Faculty and students at Wellington College, a public boarding high school in the U.K., are doing anything but discoing after a school dance went terribly wrong last week. During the “Rumble in the Jungle” dance, two 15-year-old boys allegedly held down a 13-year-old girl (whose identity is being withheld) and performed a sex act on her while other students watched. Anyone else wondering where the chaperones were? Even more shocking to me: the parents of the girl are refusing to press charges, deciding to leave the incident for the school to take care of. What?!? Keep reading »
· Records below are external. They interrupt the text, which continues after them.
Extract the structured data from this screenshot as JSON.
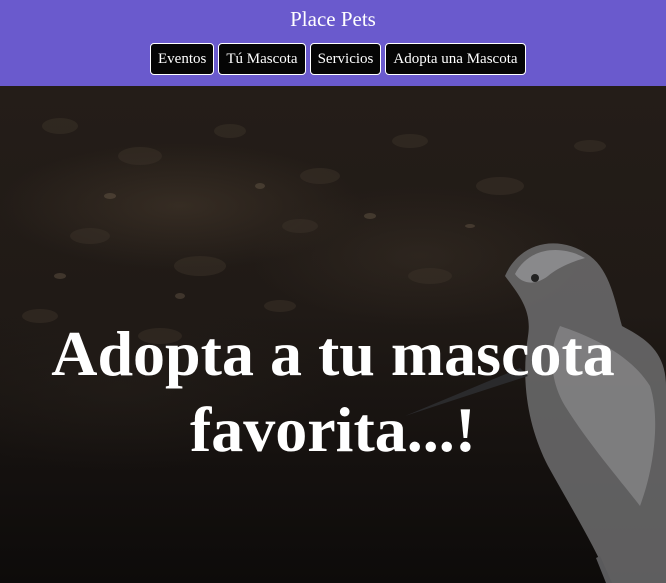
{
  "header": {
    "brand": "Place Pets",
    "nav": [
      {
        "label": "Eventos"
      },
      {
        "label": "Tú Mascota"
      },
      {
        "label": "Servicios"
      },
      {
        "label": "Adopta una Mascota"
      }
    ]
  },
  "hero": {
    "headline_line1": "Adopta a tu mascota",
    "headline_line2": "favorita...!",
    "image": "egret-bird-photo"
  },
  "colors": {
    "header_bg": "#6a5acd",
    "button_bg": "#050505",
    "text": "#ffffff"
  }
}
Most of us who’ve lived in a college dormitory before have had that sexual assault prevention lecture from campus security that’s basically, like, “Women! Cross your legs!” I guess society thinks it’s easier to just make women protect themselves, rather than changing men’s behavior, hence, advice like “cover your drinks so you don’t get roofied” and “don’t walk walk home alone at night.”
You could just stay in your dorm room all year, girls.
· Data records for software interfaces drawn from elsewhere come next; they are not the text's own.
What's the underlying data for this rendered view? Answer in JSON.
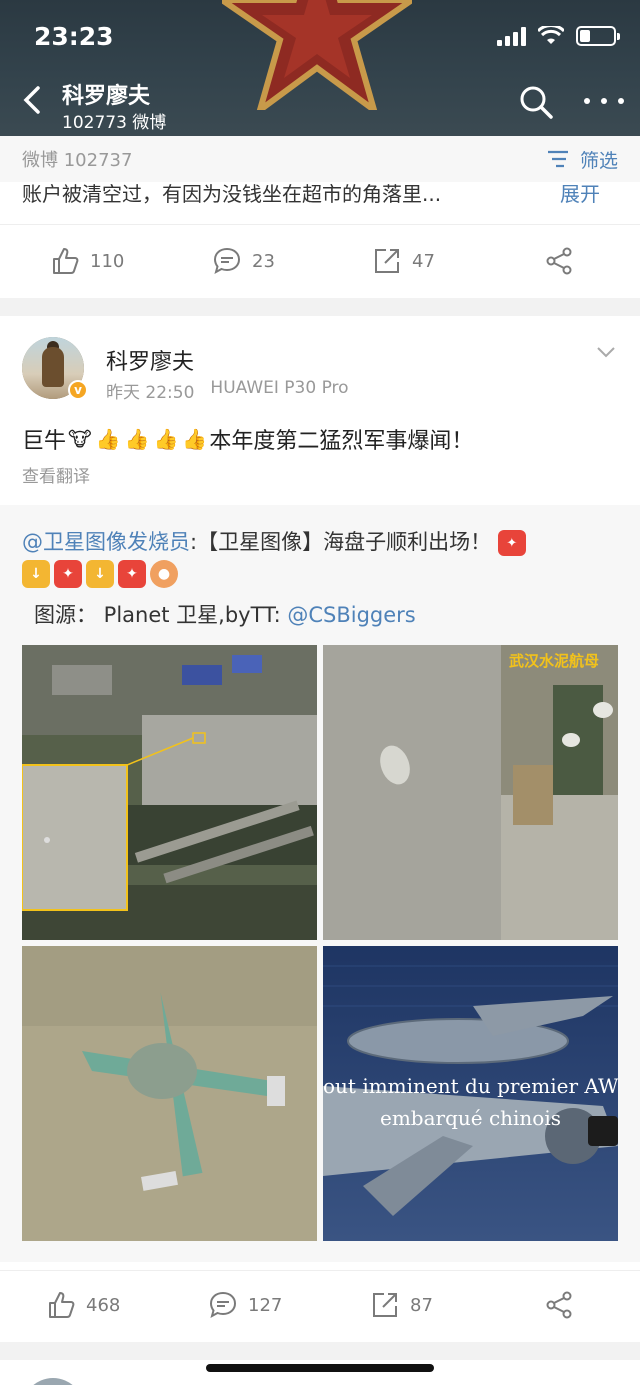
{
  "status_bar": {
    "time": "23:23"
  },
  "header": {
    "title": "科罗廖夫",
    "subtitle": "102773 微博"
  },
  "filter_bar": {
    "count": "微博 102737",
    "filter_label": "筛选"
  },
  "prev_post": {
    "truncated_text": "账户被清空过，有因为没钱坐在超市的角落里...",
    "expand_label": "展开",
    "likes": "110",
    "comments": "23",
    "reposts": "47"
  },
  "post": {
    "author": "科罗廖夫",
    "time": "昨天 22:50",
    "device": "HUAWEI P30 Pro",
    "text_prefix": "巨牛",
    "text_suffix": "本年度第二猛烈军事爆闻！",
    "translate_label": "查看翻译",
    "repost": {
      "mention": "@卫星图像发烧员",
      "text": ":【卫星图像】海盘子顺利出场！",
      "source_prefix": "图源： Planet 卫星,byTT: ",
      "source_mention": "@CSBiggers",
      "image2_caption": "武汉水泥航母",
      "image4_caption_line1": "out imminent du premier AW",
      "image4_caption_line2": "embarqué chinois"
    },
    "likes": "468",
    "comments": "127",
    "reposts": "87"
  },
  "colors": {
    "link": "#4f82b8",
    "accent": "#f5a623"
  }
}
Yeah, “rape prevention” advice that makes women have to be on the ball with our behavior all the time is damn annoying. So I’m thrilled a blogger at No, Not You, who did a college RA training last month, wrote up 11 handy-dandy sexual assault prevention tips FOR MEN. Keep reading »
Ew, this is every woman’s worst nightmare happening in real life: a creepy man dubbed “The Georgetown Cuddler” is going around D.C. college campuses, breaking into dorm rooms, and climbing on top of sleeping women. Last week, a female Georgetown student woke up at 4 a.m. to find a stranger in her home touching her inappropriately, just two days after another student woke up with a man believed to be the Cuddler lying next to her on the couch and covering her face. Apparently, this creep also likes to take a blanket from the victim’s bedroom, lay it on top of her, and then he lies on top of the blanket, too. Oh, and occasionally he tries to rape his victims “with varying success.” The Sexist blog, based in D.C., suggested more appropriate names for this creep could be “The Georgetown Entry-Gainer,” “The Georgetown Blanketlayer” or “The Georgetown Rapist.” Gross. Hopefully, some girl bonks this guy on the head with her vibe so police can catch the perv.
Alas, I know exactly how freaky this is, because the weirdo-in-my-bed thing actually happened to me once. Not with the Georgetown Cuddler, though. More, after the jump… Keep reading »
A cheating Guatemalan woman faked her own kidnapping in Barcelona, so she could keep cheating with her Spanish lover. Ay carumba! Mark Sanford, are you taking notes? A woman in Spain texted her hubby in Guatemala that she’d been kidnapped, sexually assaulted, and held against her will with other kidnappees. In truth, the two-timer was boning a guy she met online. Her worried hubby alerted the Embassy of Spain in Guatemala, who called cops in Spain. Police found her in Barcelona, where she claimed she’d escaped her captors. However, when a medical examination found she had no injuries befitting a rape or kidnapping, the woman admitted the whole charade. And she did it all for a little nookie on the side. [Barcelona Reporter, Euro Weekly] Keep reading »
If there’s one thing Mad Men fans know about the show, it is that nothing happens by accident. So I’m sure creator Matt Weiner intended Joan Holloway‘s rape at the hands of her douche-y doctor fiancé to make a point: in the 1960s, the concept of “date rape” did not exist and people scarcely spoke openly about rape.
But even though it’s 2009 now, Christina Hendricks, the actress who plays Joan, has noticed the point still appears to be lost on people. Hendricks told New York magazine:
“What’s astounding is when people say things like, ‘Well, you know that episode where Joan sort of got raped?’ Or they say rape and use quotation marks with their fingers. ‘I’m like, ‘What is that you are doing? Joan got raped!’ It illustrates how similar people are today, because we’re still questioning whether it’s a rape. It’s almost like, ‘Why didn’t you just say bad date?’ ”
“Sort of got raped”? How does one “sort of” get raped? Is that like being a little pregnant?
Keep reading »